Since the fall of the Taliban in Afghanistan, Afghan women have been calling for equal rights and highlighting the urgent need for human security.  At the Afghan Women’s Summit for Democracy, organized by Equality Now in coalition with other women’s organizations in December 2001, 40 Afghan women leaders recommended the central inclusion of women in decision-making and all peace processes, endorsed principles of non-discrimination based on gender, age, ethnicity, disability, religion and political affiliation, and called for assurance of a safe and secure environment for women and girls.  Afghanistan ratified the Convention on the Elimination of All Forms of Discrimination Against Women (CEDAW) in March 2003 and adopted a new Constitution in January 2004, which provides for equal rights for women and men before the law.  However, women continue to be violently targeted in Afghanistan and denied equal rights and equal protection of the law.  The United Nations Development Fund for Women (UNIFEM) published research in 2006 documenting systematic abuse of women’s rights in Afghanistan, including violence against women instigated by state actors such as the army and police, including forced prostitution, forced marriage, rape, kidnapping and sexual assaults.  In June 2007 two women journalists were murdered with many others receiving death threats.  On 25 September 2006 Safia Ama Jan, the southern provincial head of Afghanistan's Ministry of Women's Affairs, was murdered outside the front gate of her Kandahar home.  In recent months a large number of schools for girls have been forced to close after being attacked. 

United Nations Security Council Resolution 1325 recognizes the critical role of women in promoting peace and security and calls for increased representation of women in decision-making.  Malalai Joya was duly elected to Parliament and has been consistently and courageously speaking out for human rights, recognizing that respect for human rights is fundamental to peace and security.  Her suspension undermines democracy in Afghanistan and is a violation of her rights, as well as the rights of those she represents.

What You Can Do: 

Please write to the officials below calling for the reinstatement of Malalai Joya and a full investigation into the way she was excluded from representing her constituency and participating in parliamentary proceedings.  Remind them of the provisions of the Afghan Constitution that guarantee freedom of speech and women’s equality.  Insist that the right of Malalai Joya and all other Members of Parliament to peacefully express their views be protected and that procedures be put in place to prevent the suppression of free speech and democracy.  Call on these officials to ensure the personal safety of Malalai and all others seeking to protect and promote their full equal rights under the Constitution.

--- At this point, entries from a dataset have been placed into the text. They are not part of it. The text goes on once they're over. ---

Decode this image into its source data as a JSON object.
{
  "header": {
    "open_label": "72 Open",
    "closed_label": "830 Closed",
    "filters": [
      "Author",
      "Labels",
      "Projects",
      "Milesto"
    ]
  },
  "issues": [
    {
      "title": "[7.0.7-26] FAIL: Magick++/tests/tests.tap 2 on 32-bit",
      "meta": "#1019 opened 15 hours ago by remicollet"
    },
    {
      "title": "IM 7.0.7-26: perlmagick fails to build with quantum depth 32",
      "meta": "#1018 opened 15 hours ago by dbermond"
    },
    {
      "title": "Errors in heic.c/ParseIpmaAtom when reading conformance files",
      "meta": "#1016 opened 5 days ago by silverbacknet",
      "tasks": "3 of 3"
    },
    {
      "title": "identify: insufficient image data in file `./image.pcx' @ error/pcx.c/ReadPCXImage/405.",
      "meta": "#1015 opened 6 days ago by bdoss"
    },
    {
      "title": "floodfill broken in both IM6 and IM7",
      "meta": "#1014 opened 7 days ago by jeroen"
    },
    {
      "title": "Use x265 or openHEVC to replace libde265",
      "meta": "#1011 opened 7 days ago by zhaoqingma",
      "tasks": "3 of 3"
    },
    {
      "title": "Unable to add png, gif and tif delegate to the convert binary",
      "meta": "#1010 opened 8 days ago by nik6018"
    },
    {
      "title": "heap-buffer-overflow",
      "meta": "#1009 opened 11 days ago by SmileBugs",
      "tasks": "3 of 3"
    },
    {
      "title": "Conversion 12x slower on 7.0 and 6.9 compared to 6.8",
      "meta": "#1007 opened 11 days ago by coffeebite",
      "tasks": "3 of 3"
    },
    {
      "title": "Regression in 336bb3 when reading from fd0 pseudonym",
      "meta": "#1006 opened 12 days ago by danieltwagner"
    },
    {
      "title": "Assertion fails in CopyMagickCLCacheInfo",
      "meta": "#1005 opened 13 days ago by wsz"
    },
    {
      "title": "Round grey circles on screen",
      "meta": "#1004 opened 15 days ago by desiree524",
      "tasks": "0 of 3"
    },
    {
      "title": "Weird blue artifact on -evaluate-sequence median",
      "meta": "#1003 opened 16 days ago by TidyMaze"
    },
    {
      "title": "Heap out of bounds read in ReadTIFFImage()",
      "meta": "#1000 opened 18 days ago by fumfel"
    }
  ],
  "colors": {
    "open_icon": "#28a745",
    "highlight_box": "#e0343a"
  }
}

President Hamid Karzai
Gul Khana Palace
Presidential Palace
Kabul, Afghanistan
president@afghanistangov.org

Chief Justice Abdul Salam Azimi
Afghan Supreme Court
Charai Seahat Hama
Microyana
Kabul, Afghanistan

Yunus Qanooni, Speaker of the House
Afghanistan National Assembly
Wolesi Jirga
Kabul, Afghanistan

Please send copies of your letters to: 

Dr. Husn Banu Ghazanfar
Minister of Women’s Affairs
Ministry of Women’s Affairs
Shar-e-naw
Kabul, Afghanistan